US MapA recent opinion from a Georgia court illustrates the potential problems that an accident victim who is injured in an accident caused by an out-of-state motorist may face when seeking compensation for their injuries.

The Facts of the Case

The plaintiff was a Georgia resident who was attending school in California. Her car was registered and insured in Georgia. One day while driving in California, the plaintiff was involved in a car accident with another motorist. The plaintiff filed a personal injury case against the other motorist.

Continue Reading

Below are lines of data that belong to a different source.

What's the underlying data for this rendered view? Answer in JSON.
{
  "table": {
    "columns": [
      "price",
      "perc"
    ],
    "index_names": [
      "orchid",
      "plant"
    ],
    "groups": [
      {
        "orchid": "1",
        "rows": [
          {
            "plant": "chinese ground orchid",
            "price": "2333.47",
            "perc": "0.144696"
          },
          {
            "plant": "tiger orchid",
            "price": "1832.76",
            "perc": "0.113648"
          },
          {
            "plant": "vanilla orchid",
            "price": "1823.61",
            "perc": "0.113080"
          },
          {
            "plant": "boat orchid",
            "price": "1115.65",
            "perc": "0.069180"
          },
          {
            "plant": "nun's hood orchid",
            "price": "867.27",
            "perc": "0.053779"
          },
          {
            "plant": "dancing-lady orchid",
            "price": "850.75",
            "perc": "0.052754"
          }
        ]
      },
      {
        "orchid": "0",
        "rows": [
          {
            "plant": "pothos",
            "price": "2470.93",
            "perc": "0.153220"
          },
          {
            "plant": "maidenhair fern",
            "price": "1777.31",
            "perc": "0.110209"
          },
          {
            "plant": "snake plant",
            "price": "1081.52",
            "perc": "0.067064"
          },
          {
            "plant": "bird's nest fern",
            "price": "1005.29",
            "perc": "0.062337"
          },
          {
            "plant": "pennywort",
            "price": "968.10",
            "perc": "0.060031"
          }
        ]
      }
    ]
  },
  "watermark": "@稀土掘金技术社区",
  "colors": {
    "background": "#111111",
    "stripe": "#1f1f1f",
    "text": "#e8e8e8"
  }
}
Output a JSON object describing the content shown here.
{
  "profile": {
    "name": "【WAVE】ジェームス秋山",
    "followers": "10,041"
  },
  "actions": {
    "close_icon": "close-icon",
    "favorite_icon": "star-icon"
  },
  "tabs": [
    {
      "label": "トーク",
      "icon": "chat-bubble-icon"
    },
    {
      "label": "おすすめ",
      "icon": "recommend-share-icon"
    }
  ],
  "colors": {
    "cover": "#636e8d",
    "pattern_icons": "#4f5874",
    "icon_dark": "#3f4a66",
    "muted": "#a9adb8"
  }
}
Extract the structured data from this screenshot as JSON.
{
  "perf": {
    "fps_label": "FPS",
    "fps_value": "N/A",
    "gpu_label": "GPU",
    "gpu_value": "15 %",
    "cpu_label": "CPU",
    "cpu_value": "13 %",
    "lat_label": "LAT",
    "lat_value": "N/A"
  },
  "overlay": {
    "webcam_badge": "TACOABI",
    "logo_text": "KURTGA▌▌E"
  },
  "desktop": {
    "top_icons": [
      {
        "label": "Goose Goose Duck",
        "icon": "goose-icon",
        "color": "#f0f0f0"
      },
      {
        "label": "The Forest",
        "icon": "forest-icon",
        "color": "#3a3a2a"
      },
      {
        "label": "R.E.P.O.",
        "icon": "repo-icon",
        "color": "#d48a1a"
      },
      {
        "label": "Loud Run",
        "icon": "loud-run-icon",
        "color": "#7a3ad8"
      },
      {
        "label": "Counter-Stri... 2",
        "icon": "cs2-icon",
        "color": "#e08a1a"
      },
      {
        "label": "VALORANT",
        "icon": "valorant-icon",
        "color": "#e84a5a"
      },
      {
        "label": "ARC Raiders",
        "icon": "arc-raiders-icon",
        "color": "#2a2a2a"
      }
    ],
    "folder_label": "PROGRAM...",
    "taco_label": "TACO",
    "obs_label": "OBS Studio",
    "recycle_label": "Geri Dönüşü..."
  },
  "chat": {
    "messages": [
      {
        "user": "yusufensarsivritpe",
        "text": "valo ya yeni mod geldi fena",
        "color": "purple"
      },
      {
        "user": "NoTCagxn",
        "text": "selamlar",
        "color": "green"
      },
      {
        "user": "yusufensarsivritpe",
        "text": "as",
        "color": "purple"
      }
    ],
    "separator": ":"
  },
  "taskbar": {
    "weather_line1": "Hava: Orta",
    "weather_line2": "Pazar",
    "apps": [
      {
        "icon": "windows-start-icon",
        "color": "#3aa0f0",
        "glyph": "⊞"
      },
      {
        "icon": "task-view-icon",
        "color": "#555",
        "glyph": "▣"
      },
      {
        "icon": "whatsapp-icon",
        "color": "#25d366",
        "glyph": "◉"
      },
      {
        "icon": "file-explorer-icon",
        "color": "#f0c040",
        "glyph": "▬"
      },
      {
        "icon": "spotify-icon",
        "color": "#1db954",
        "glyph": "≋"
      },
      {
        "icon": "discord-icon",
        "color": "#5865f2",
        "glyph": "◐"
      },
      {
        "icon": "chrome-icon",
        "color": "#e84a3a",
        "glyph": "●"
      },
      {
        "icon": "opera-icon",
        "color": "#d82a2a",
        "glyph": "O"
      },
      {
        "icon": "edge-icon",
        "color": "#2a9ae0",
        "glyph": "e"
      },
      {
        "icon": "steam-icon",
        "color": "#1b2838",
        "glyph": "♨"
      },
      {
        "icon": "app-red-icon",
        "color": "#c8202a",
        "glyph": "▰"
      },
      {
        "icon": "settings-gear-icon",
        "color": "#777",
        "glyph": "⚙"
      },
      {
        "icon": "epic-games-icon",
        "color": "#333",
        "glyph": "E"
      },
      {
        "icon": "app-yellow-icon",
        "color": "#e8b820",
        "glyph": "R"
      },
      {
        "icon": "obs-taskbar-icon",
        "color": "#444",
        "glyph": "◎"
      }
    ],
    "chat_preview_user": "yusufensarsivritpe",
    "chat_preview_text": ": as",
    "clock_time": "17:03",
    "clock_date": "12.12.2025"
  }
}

Earlier this month, an appellate court in Florida issued an opinion in a personal injury case that may be of interest to Maryland car accident victims who are considering filing a claim against an insurance company. The case required the court to determine if the plaintiff’s failure to comply with a contractual term in her insurance contract barred her from recovering on her claim. The court explained that the insurance company’s position was correct; however, since it did not raise the issue in a timely manner, the court considered the company’s objections waived.

Insurance ContractThe Facts of the Case

The plaintiff was injured in a car accident that was caused by a driver who did not have adequate insurance to cover the injuries the plaintiff sustained in the accident. However, the plaintiff was covered by two other insurance policies:  her mother’s policy with Allstate and her father’s policy with Geico. The Allstate policy had underinsured motorist protection of $25,000; the Geico policy’s protection offered $20,000.

The plaintiff filed a claim only with the Allstate policy, claiming that the insurance company should cover her expenses that were not covered by the at-fault driver’s policy. When she filed her claim, the plaintiff averred that all necessary conditions had been satisfied.

Continue Reading

Contact Information